So it’s not easy to tell after these early days of competition if a particular player is doing something different. I think at the pro level, changes are usually incremental and also only most apparent over the long haul. Sometimes this can happen over the two weeks of a major, as we saw four years ago in Australia, when Roger Federer trotted out his improved backhand—and deployed it in new ways. But mostly, these changes become more clear over the long haul (such as Rafael Nadal’s increased penchant for volleying).

How fitting, Steve, that with all eyes on Australia, that you mentioned Wawrinka and his late-career ascent. I vividly recall being in Melbourne in 2013, when he lost a heartbreaker of a round-of-16 match to Novak Djokovic, 12-10 in the fifth. A year later they met in the quarters, but this time Wawrinka won it, 9-7 in the fifth—and then went on to win the tournament, beating Nadal in the finals.

I suppose logic would say that Wawrinka was playing better in 2014.  But discerning how or why is complicated. Improved fitness? Enhanced technique? Better tactics? A bit better execution at the right times? And what do terms like “confidence” and “belief” really mean, when two players each have such tremendous skills?  

That said, the lengthy exiles from competition over the last year have given many players an opportunity to enhance their games. While I suspect the vast majority mostly devoted themselves heavily to fitness, I’m in step with you in wanting to see which have looked to refine techniques and tactics. Who has improved their second serve? Who is looking to come net more with a refined volley technique? Might some have studied videotapes of their matches and those of their rivals to see how they might gain an edge with court positioning, variations in speed and spin, or any other strategic shifts?

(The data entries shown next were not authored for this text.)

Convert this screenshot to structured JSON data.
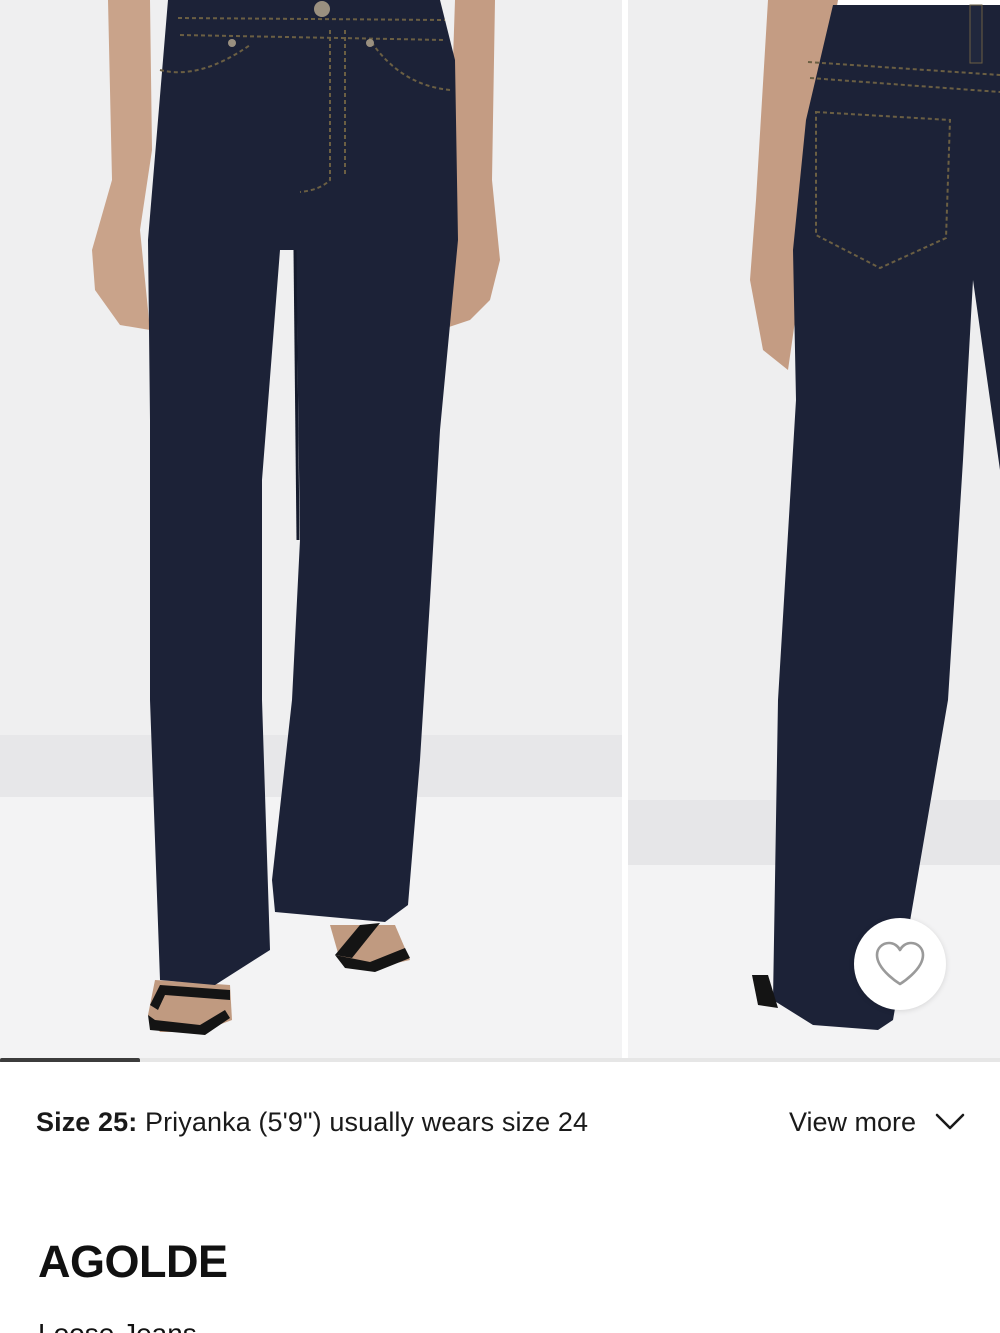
{
  "gallery": {
    "images": [
      {
        "alt": "front view of dark rinse wide leg jeans"
      },
      {
        "alt": "back view of dark rinse wide leg jeans"
      }
    ],
    "progress": 0.14
  },
  "wishlist": {
    "icon": "heart-outline-icon"
  },
  "fit": {
    "size_label": "Size 25:",
    "model_text": "Priyanka (5'9\") usually wears size 24",
    "view_more_label": "View more",
    "view_more_icon": "chevron-down-icon"
  },
  "product": {
    "brand": "AGOLDE",
    "name": "Loose Jeans"
  },
  "colors": {
    "denim": "#1c2237",
    "background": "#eeeeef",
    "progress": "#3c3c3c"
  }
}
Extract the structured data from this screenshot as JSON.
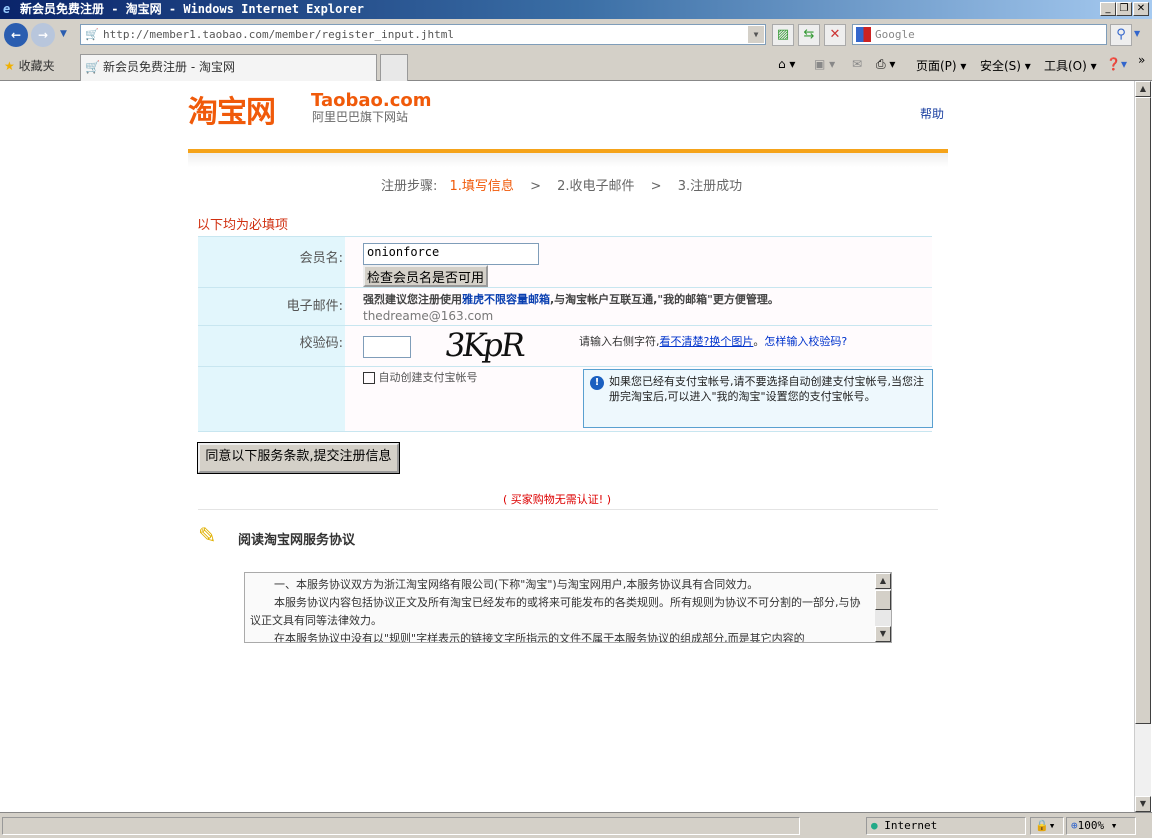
{
  "window": {
    "title": "新会员免费注册 - 淘宝网 - Windows Internet Explorer"
  },
  "browser": {
    "url": "http://member1.taobao.com/member/register_input.jhtml",
    "search_placeholder": "Google",
    "favorites": "收藏夹",
    "tab_title": "新会员免费注册 - 淘宝网",
    "menu": {
      "page": "页面(P)",
      "safety": "安全(S)",
      "tools": "工具(O)"
    },
    "status": {
      "zone": "Internet",
      "zoom": "100%"
    }
  },
  "page": {
    "logo": {
      "cn": "淘宝网",
      "en": "Taobao.com",
      "sub": "阿里巴巴旗下网站"
    },
    "help": "帮助",
    "steps": {
      "label": "注册步骤:",
      "s1": "1.填写信息",
      "sep": ">",
      "s2": "2.收电子邮件",
      "s3": "3.注册成功"
    },
    "required_note": "以下均为必填项",
    "form": {
      "username_label": "会员名:",
      "username_value": "onionforce",
      "check_button": "检查会员名是否可用",
      "email_label": "电子邮件:",
      "email_tip_pre": "强烈建议您注册使用",
      "email_tip_link": "雅虎不限容量邮箱",
      "email_tip_post": ",与淘宝帐户互联互通,\"我的邮箱\"更方便管理。",
      "email_value": "thedreame@163.com",
      "captcha_label": "校验码:",
      "captcha_image_text": "3KpR",
      "captcha_hint": "请输入右侧字符,",
      "captcha_refresh": "看不清楚?换个图片",
      "captcha_howto": "怎样输入校验码?",
      "alipay_checkbox": "自动创建支付宝帐号",
      "alipay_checked": false,
      "alipay_info": "如果您已经有支付宝帐号,请不要选择自动创建支付宝帐号,当您注册完淘宝后,可以进入\"我的淘宝\"设置您的支付宝帐号。"
    },
    "submit": "同意以下服务条款,提交注册信息",
    "buyer_note": "( 买家购物无需认证! )",
    "agreement_title": "阅读淘宝网服务协议",
    "agreement": [
      "一、本服务协议双方为浙江淘宝网络有限公司(下称\"淘宝\")与淘宝网用户,本服务协议具有合同效力。",
      "本服务协议内容包括协议正文及所有淘宝已经发布的或将来可能发布的各类规则。所有规则为协议不可分割的一部分,与协议正文具有同等法律效力。",
      "在本服务协议中没有以\"规则\"字样表示的链接文字所指示的文件不属于本服务协议的组成部分,而是其它内容的"
    ]
  }
}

A common phrase I hear from players, parents and coaches: “today’s game.” But why play the game of today? Better instead: build the game of tomorrow, so you can beat the game of today. I’m crossing my fingers that we might see some signs of that in Melbourne this month. But how and when they’ll surface is a mystery.